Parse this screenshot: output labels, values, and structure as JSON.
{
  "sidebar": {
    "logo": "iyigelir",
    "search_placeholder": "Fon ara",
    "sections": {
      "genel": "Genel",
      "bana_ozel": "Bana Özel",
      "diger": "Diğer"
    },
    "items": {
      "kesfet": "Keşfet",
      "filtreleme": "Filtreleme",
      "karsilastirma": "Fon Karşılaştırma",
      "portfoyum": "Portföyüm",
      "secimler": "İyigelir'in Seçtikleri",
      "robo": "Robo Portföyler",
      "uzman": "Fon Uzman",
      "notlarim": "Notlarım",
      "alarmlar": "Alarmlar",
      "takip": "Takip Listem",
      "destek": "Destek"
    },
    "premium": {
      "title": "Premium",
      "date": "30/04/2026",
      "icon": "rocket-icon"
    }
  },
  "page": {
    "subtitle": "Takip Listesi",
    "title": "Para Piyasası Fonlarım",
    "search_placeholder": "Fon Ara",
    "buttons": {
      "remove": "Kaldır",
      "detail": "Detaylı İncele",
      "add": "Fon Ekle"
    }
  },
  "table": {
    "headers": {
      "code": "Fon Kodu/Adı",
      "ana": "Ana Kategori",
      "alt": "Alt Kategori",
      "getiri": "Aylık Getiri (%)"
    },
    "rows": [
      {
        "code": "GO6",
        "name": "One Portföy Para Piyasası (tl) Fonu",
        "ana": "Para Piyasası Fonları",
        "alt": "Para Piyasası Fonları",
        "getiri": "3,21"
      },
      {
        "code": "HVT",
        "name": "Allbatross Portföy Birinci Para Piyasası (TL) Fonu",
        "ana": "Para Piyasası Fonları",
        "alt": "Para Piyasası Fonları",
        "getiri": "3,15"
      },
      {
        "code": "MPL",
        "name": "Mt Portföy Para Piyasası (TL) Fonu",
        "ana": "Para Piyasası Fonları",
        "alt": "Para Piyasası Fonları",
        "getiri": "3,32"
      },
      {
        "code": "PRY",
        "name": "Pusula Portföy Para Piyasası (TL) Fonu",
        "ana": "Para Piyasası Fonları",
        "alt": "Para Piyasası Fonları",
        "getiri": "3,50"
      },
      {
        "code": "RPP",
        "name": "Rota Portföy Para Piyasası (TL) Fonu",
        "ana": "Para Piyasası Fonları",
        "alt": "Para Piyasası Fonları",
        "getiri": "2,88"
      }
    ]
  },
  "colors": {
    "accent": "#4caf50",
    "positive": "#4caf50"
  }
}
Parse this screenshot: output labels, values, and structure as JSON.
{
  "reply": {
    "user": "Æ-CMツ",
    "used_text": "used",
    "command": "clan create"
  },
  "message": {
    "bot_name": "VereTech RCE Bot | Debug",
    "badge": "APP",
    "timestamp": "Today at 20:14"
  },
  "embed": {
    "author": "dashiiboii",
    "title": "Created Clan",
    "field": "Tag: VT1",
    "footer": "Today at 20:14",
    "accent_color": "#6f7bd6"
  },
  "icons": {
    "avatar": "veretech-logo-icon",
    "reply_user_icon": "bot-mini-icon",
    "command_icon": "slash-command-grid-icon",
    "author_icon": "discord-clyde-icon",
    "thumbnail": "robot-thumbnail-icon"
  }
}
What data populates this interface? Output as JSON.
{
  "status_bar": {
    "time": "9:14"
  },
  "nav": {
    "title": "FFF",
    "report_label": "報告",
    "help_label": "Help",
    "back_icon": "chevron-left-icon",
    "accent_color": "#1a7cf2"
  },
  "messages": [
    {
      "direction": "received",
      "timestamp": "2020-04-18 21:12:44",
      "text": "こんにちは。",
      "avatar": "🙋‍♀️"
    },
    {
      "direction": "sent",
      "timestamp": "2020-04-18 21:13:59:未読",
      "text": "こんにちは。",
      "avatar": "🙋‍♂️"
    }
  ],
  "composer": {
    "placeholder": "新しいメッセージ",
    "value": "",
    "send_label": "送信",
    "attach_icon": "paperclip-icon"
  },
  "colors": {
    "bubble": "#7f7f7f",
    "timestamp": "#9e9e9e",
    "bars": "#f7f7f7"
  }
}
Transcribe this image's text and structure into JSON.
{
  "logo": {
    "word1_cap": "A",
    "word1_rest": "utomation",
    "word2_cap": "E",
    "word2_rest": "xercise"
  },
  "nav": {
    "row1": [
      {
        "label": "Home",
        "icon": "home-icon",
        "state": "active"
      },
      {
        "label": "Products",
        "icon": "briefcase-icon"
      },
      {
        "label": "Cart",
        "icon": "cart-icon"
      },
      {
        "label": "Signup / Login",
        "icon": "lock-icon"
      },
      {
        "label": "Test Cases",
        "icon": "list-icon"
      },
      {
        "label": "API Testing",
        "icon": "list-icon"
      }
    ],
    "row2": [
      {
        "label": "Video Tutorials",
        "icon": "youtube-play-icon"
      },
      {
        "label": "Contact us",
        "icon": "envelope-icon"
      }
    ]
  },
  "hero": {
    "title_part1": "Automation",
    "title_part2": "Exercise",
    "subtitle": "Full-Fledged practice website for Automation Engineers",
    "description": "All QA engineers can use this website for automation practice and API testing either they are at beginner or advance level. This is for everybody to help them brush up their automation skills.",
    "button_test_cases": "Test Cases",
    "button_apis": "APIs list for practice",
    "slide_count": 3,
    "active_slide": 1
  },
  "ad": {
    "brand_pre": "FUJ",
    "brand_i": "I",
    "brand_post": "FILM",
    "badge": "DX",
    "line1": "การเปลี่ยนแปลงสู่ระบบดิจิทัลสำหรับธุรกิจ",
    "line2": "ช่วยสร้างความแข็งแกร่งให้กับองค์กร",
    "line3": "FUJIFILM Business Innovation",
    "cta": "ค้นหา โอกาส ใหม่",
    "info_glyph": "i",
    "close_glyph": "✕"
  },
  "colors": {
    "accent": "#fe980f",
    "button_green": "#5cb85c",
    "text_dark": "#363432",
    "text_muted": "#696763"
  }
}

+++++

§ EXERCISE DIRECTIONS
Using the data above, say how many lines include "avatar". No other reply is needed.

§ RESPONSE FOR THIS EXERCISE
3